In a case where a cognizable offence and a non-cognizable offence are involved, the police can investigate both the offences and can also include both the offences in the charge-sheet they file. Simply because one of the offences is non-cognizable, the police are not precluded from investigating that offence if it arises out of the same facts. In such a case both the offences can be investigated and the report filed by the police may include both the offences as well. In a case like the present one also, where, at the time when the police started investigation, they suspected the commission of a cognizable offence, the police are entitled to make the investigation. But, when the investigation discloses that the offence committed is only a non-cognizable one, I do not think that the police need pursue the matter further, file a report and continue the prosecution on the basis of the report. That is what has been done in this case. S. 27 of the rubber Act says that the Central Government, the Rubber Board or a person with the consent of either of them alone can commence a prosecution under the Act. All the offences under the Rubber Act are non-cognizable; and normally, the prosecution should be commenced on a complaint either by the Central Government or the Rubber Board or by a person who has the consent of either of the said authorities. In such a case the procedure to be followed is the one under S. 252 of the Code. In this case, when it was disclosed that the offence committed was only one "under the Rubber Act, the matter was still with the Sub magistrate, who had no jurisdiction to entertain a complaint under the Act. (Under S. 27a of the Act bo court inferior to that of a Presidency Magistrate or a Magistrate of the First Class shall try any offence under the Act ). It was at that stage that the matter came up to this Court and this Court directed the release of the rubber to the petitioner. This Court also directed that the petitioner should produce the rubber before a competent court within a month. In my opinion, all that followed after that order at the instance of the police was unnecessary; and if the Rubber Board or the Central Government were serious in the matter, they should have moved in the matter and filed a complaint before the Additional First Class Magistrate (the lower court), who alone has jurisdiction to try the offence. The question here is not whether the First class Magistrate has jurisdiction to take cognizance of the offence: the question is whether he should take cognizance unless he was moved by the Rubber board, the Central Government or a person with consent from either of those authorities.
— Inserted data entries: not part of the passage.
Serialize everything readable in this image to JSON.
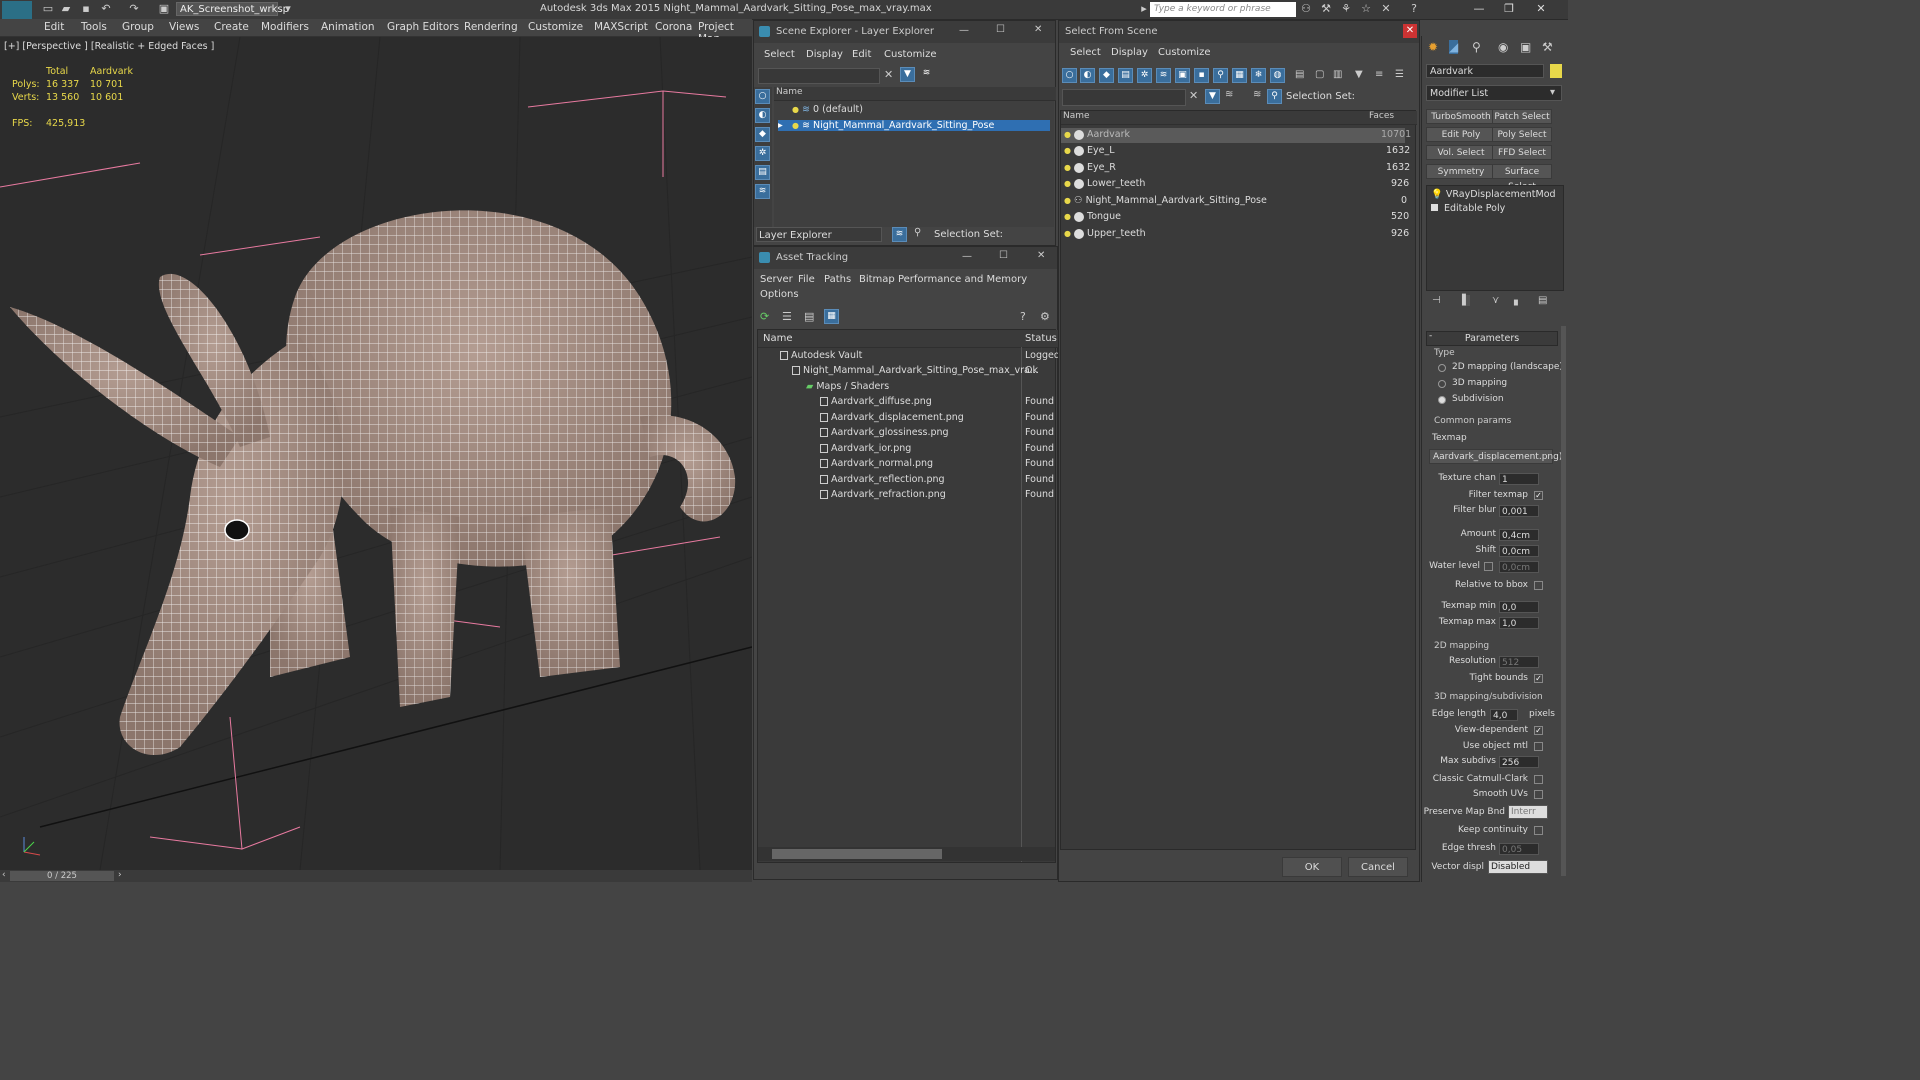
{
  "titlebar": {
    "app_logo": "MAX",
    "workspace": "AK_Screenshot_wrksp",
    "window_title": "Autodesk 3ds Max  2015     Night_Mammal_Aardvark_Sitting_Pose_max_vray.max",
    "search_placeholder": "Type a keyword or phrase"
  },
  "menubar": [
    "Edit",
    "Tools",
    "Group",
    "Views",
    "Create",
    "Modifiers",
    "Animation",
    "Graph Editors",
    "Rendering",
    "Customize",
    "MAXScript",
    "Corona",
    "Project Man"
  ],
  "viewport": {
    "label": "[+] [Perspective ] [Realistic + Edged Faces ]",
    "stats": {
      "total_label": "Total",
      "object_label": "Aardvark",
      "polys_label": "Polys:",
      "polys_total": "16 337",
      "polys_obj": "10 701",
      "verts_label": "Verts:",
      "verts_total": "13 560",
      "verts_obj": "10 601",
      "fps_label": "FPS:",
      "fps": "425,913"
    },
    "timeline": "0 / 225"
  },
  "scene_explorer": {
    "title": "Scene Explorer - Layer Explorer",
    "menus": [
      "Select",
      "Display",
      "Edit",
      "Customize"
    ],
    "col_name": "Name",
    "layers": [
      "0 (default)",
      "Night_Mammal_Aardvark_Sitting_Pose"
    ],
    "footer_combo": "Layer Explorer",
    "selection_set_label": "Selection Set:"
  },
  "asset_tracking": {
    "title": "Asset Tracking",
    "menus": [
      "Server",
      "File",
      "Paths",
      "Bitmap Performance and Memory",
      "Options"
    ],
    "col_name": "Name",
    "col_status": "Status",
    "rows": [
      {
        "name": "Autodesk Vault",
        "status": "Logged"
      },
      {
        "name": "Night_Mammal_Aardvark_Sitting_Pose_max_vra...",
        "status": "Ok"
      },
      {
        "name": "Maps / Shaders",
        "status": ""
      },
      {
        "name": "Aardvark_diffuse.png",
        "status": "Found"
      },
      {
        "name": "Aardvark_displacement.png",
        "status": "Found"
      },
      {
        "name": "Aardvark_glossiness.png",
        "status": "Found"
      },
      {
        "name": "Aardvark_ior.png",
        "status": "Found"
      },
      {
        "name": "Aardvark_normal.png",
        "status": "Found"
      },
      {
        "name": "Aardvark_reflection.png",
        "status": "Found"
      },
      {
        "name": "Aardvark_refraction.png",
        "status": "Found"
      }
    ]
  },
  "select_from_scene": {
    "title": "Select From Scene",
    "menus": [
      "Select",
      "Display",
      "Customize"
    ],
    "selection_set_label": "Selection Set:",
    "col_name": "Name",
    "col_faces": "Faces",
    "objects": [
      {
        "name": "Aardvark",
        "faces": "10701"
      },
      {
        "name": "Eye_L",
        "faces": "1632"
      },
      {
        "name": "Eye_R",
        "faces": "1632"
      },
      {
        "name": "Lower_teeth",
        "faces": "926"
      },
      {
        "name": "Night_Mammal_Aardvark_Sitting_Pose",
        "faces": "0"
      },
      {
        "name": "Tongue",
        "faces": "520"
      },
      {
        "name": "Upper_teeth",
        "faces": "926"
      }
    ],
    "ok": "OK",
    "cancel": "Cancel"
  },
  "command_panel": {
    "object_name": "Aardvark",
    "modifier_list": "Modifier List",
    "mod_buttons": [
      "TurboSmooth",
      "Patch Select",
      "Edit Poly",
      "Poly Select",
      "Vol. Select",
      "FFD Select",
      "Symmetry",
      "Surface Select"
    ],
    "stack": [
      "VRayDisplacementMod",
      "Editable Poly"
    ],
    "params_title": "Parameters",
    "type_label": "Type",
    "type_options": [
      "2D mapping (landscape)",
      "3D mapping",
      "Subdivision"
    ],
    "common_label": "Common params",
    "texmap_label": "Texmap",
    "texmap_value": "Aardvark_displacement.png)",
    "texture_chan_label": "Texture chan",
    "texture_chan": "1",
    "filter_texmap_label": "Filter texmap",
    "filter_blur_label": "Filter blur",
    "filter_blur": "0,001",
    "amount_label": "Amount",
    "amount": "0,4cm",
    "shift_label": "Shift",
    "shift": "0,0cm",
    "water_level_label": "Water level",
    "water_level": "0,0cm",
    "relative_bbox_label": "Relative to bbox",
    "texmap_min_label": "Texmap min",
    "texmap_min": "0,0",
    "texmap_max_label": "Texmap max",
    "texmap_max": "1,0",
    "mapping2d_label": "2D mapping",
    "resolution_label": "Resolution",
    "resolution": "512",
    "tight_bounds_label": "Tight bounds",
    "mapping3d_label": "3D mapping/subdivision",
    "edge_length_label": "Edge length",
    "edge_length": "4,0",
    "pixels_label": "pixels",
    "view_dependent_label": "View-dependent",
    "use_object_mtl_label": "Use object mtl",
    "max_subdivs_label": "Max subdivs",
    "max_subdivs": "256",
    "catmull_label": "Classic Catmull-Clark",
    "smooth_uvs_label": "Smooth UVs",
    "preserve_label": "Preserve Map Bnd",
    "preserve_value": "Interr",
    "keep_continuity_label": "Keep continuity",
    "edge_thresh_label": "Edge thresh",
    "edge_thresh": "0,05",
    "vector_displ_label": "Vector displ",
    "vector_displ": "Disabled"
  },
  "colors": {
    "accent": "#2f6fb2",
    "stat_yellow": "#e8d84a",
    "wire": "#ffffff",
    "skin": "#a89288"
  }
}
The police need not have taken up the responsibility of figuring as the complainant or the representative of the Central Government or the rubber Board in a case involving a non-cognizable offence. There is also no meaning in the magistrate saying that the defect is curable. As he himself has said, the defect is curable if he acted in good faith. If the objection is taken at the earliest opportunity, as in the present case, how can it be said that the magistrate acted in good faith if he overrules the objection.;